TASK DIRECTIONS
Exact copies of the records below are needed, free of pictures.

[Dataset records]
------

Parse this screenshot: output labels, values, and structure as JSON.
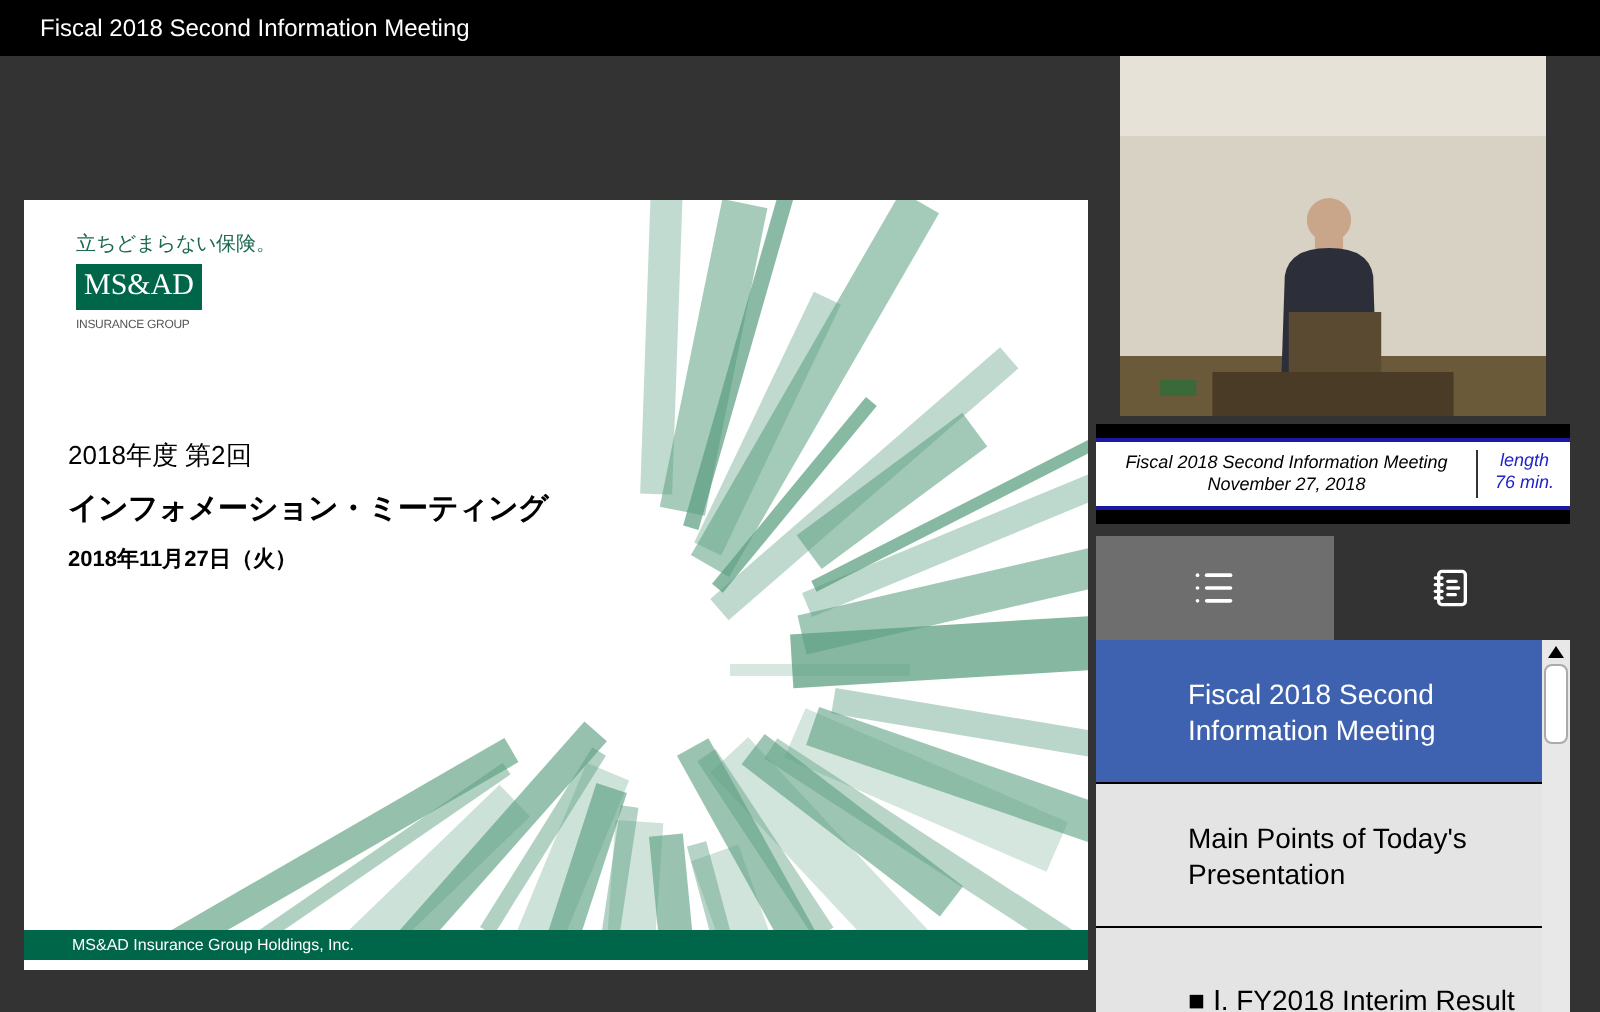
{
  "window": {
    "title": "Fiscal 2018 Second Information Meeting"
  },
  "slide": {
    "tagline": "立ちどまらない保険。",
    "logo": "MS&AD",
    "logo_sub": "INSURANCE GROUP",
    "subtitle": "2018年度 第2回",
    "title": "インフォメーション・ミーティング",
    "date": "2018年11月27日（火）",
    "footer": "MS&AD Insurance Group Holdings, Inc."
  },
  "caption": {
    "title": "Fiscal 2018 Second Information Meeting",
    "date": "November 27, 2018",
    "length_label": "length",
    "length": "76 min."
  },
  "tabs": [
    {
      "kind": "list",
      "selected": true
    },
    {
      "kind": "notes",
      "selected": false
    }
  ],
  "chapters": [
    {
      "label": "Fiscal 2018 Second Information Meeting",
      "selected": true
    },
    {
      "label": "Main Points of Today's Presentation",
      "selected": false
    },
    {
      "label": "■ Ⅰ. FY2018 Interim Result",
      "selected": false
    }
  ]
}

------

OUTPUT FOR THIS TASK
Parse this screenshot: output labels, values, and structure as JSON.
{
  "window": {
    "title": "Fiscal 2018 Second Information Meeting"
  },
  "slide": {
    "tagline": "立ちどまらない保険。",
    "logo": "MS&AD",
    "logo_sub": "INSURANCE GROUP",
    "subtitle": "2018年度 第2回",
    "title": "インフォメーション・ミーティング",
    "date": "2018年11月27日（火）",
    "footer": "MS&AD Insurance Group Holdings, Inc."
  },
  "caption": {
    "title": "Fiscal 2018 Second Information Meeting",
    "date": "November 27, 2018",
    "length_label": "length",
    "length": "76 min."
  },
  "tabs": [
    {
      "kind": "list",
      "selected": true
    },
    {
      "kind": "notes",
      "selected": false
    }
  ],
  "chapters": [
    {
      "label": "Fiscal 2018 Second Information Meeting",
      "selected": true
    },
    {
      "label": "Main Points of Today's Presentation",
      "selected": false
    },
    {
      "label": "■ Ⅰ. FY2018 Interim Result",
      "selected": false
    }
  ]
}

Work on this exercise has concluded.